Second, the Criteria for “being economically weak” is less stringent: The committee’s assertion that ₹ 8 lakh corresponds to the “effective income tax exemption limit”. But the only income slab exempt from paying taxes was for those earning below ₹2.5 lakh. Hence, the recommendation bunch up eligible candidates in different income brackets (0-₹2.5 lakh, ₹2.5-₹5 lakh, ₹5-₹8 lakh).
Third, The Committee does not explain why marks cut-offs were even lower in recruitment exams than that of the socially and educationally backward OBCs.
Fourth, the committee failed to provide enough data: The report does not present any data on the estimated number of EWS persons in the population based on the annual family income criterion of ₹8 lakh.
Fifth, unlike the commissions for OBC reservations, there is no study undertaken for EWS reservations. The present report justified EWS criteria, but there was no study undertaken prior to the introduction.
|Also read: Maratha Reservation and the Reservation Policy in India – Explained, Pointwise|
Sixth, Recommendations based on the infeasible and complex process: Purchasing power across urban/rural regions and per capita income/GDP across States were considered for these recommendations. But these factors differ across the country,
Seventh, Irrational limit: Consumer expenditure surveys such as the 2011-12 NSSO report, Key Indicators of Household Consumer Expenditure shows that a bulk of the population will be eligible for EWS reservations, rendering the limit irrational.
|Read more: Income and quotas|
What should be done regarding EWS?
The validity of the 103rd Constitution Amendment, through which the EWS quota was introduced in 2019, is still before a Constitution Bench. So, the Court has to adjudicate that case. So, that all the related questions are settled in a holistic way.
The apex court must seek more clarity on the criteria adopted by the Government committee to set the income limit for identifying the EWS sections eligible for reservations.
It is high time that the Indian political class should not continue the tendency of expanding the scope of reservation in pursuit of electoral gains.
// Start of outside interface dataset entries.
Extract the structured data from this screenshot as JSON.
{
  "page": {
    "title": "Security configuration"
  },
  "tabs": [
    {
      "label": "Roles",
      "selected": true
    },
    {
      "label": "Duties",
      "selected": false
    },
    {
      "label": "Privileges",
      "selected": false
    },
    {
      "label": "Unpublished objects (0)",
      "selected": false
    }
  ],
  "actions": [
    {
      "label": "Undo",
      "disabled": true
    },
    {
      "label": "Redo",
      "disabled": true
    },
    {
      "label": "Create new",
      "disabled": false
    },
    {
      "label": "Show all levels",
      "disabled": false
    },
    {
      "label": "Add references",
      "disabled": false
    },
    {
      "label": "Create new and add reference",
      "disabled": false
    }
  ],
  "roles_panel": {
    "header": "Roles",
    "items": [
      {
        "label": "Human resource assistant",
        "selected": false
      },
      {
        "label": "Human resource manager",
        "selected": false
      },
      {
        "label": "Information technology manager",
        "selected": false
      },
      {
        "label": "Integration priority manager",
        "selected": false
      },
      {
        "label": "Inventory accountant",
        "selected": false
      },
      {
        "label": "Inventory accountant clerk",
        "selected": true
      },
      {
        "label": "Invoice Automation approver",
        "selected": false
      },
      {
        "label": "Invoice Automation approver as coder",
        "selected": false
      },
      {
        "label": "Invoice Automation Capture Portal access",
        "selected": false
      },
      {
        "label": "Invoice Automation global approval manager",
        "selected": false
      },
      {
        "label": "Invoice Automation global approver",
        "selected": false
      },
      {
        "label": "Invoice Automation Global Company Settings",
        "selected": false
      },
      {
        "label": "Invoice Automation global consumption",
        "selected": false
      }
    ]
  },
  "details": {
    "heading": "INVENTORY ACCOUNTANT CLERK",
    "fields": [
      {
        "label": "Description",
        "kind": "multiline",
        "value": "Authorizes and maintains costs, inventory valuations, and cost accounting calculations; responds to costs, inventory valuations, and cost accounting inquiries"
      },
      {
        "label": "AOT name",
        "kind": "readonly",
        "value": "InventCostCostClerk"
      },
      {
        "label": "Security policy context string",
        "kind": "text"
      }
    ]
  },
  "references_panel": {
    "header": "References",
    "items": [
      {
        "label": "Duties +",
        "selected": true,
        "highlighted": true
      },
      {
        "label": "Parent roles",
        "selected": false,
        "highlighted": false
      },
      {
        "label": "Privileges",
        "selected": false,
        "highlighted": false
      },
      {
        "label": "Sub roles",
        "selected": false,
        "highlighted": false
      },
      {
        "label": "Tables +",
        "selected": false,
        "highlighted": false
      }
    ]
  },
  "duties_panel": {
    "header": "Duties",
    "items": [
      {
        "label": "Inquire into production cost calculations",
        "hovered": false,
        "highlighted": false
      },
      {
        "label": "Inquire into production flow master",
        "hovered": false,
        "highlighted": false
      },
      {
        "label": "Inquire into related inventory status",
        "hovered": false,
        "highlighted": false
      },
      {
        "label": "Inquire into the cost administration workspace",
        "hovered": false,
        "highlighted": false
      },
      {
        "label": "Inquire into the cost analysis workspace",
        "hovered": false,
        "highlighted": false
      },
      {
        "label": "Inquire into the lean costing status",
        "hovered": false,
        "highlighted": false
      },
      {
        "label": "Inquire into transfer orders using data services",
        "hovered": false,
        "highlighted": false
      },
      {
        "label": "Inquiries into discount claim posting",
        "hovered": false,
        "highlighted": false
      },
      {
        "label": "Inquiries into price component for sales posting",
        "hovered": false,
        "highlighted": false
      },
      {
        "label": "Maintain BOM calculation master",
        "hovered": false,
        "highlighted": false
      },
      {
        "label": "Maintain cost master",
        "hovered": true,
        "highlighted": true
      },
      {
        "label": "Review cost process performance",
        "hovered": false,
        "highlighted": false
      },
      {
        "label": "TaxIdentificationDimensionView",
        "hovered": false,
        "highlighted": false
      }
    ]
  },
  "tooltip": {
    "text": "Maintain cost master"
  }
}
They should realise that reservation is not the panacea for problems, and they should adhere strictly to the 50% cap, as mentioned in the Indira Sawhney case(1992).
|Must read: The Mandal case and Reservation in India – Explained, Pointwise|
Reservation is one of the tools against social oppression and injustice against certain classes. However, reservation is just one of the methods for social upliftment. Hence, the government should focus on the quality of education, providing scholarships, funds, coaching and other effective social upliftment measures. Apart from that, the government should create a spirit of entrepreneurship to make Indian youth job-givers instead of job seekers.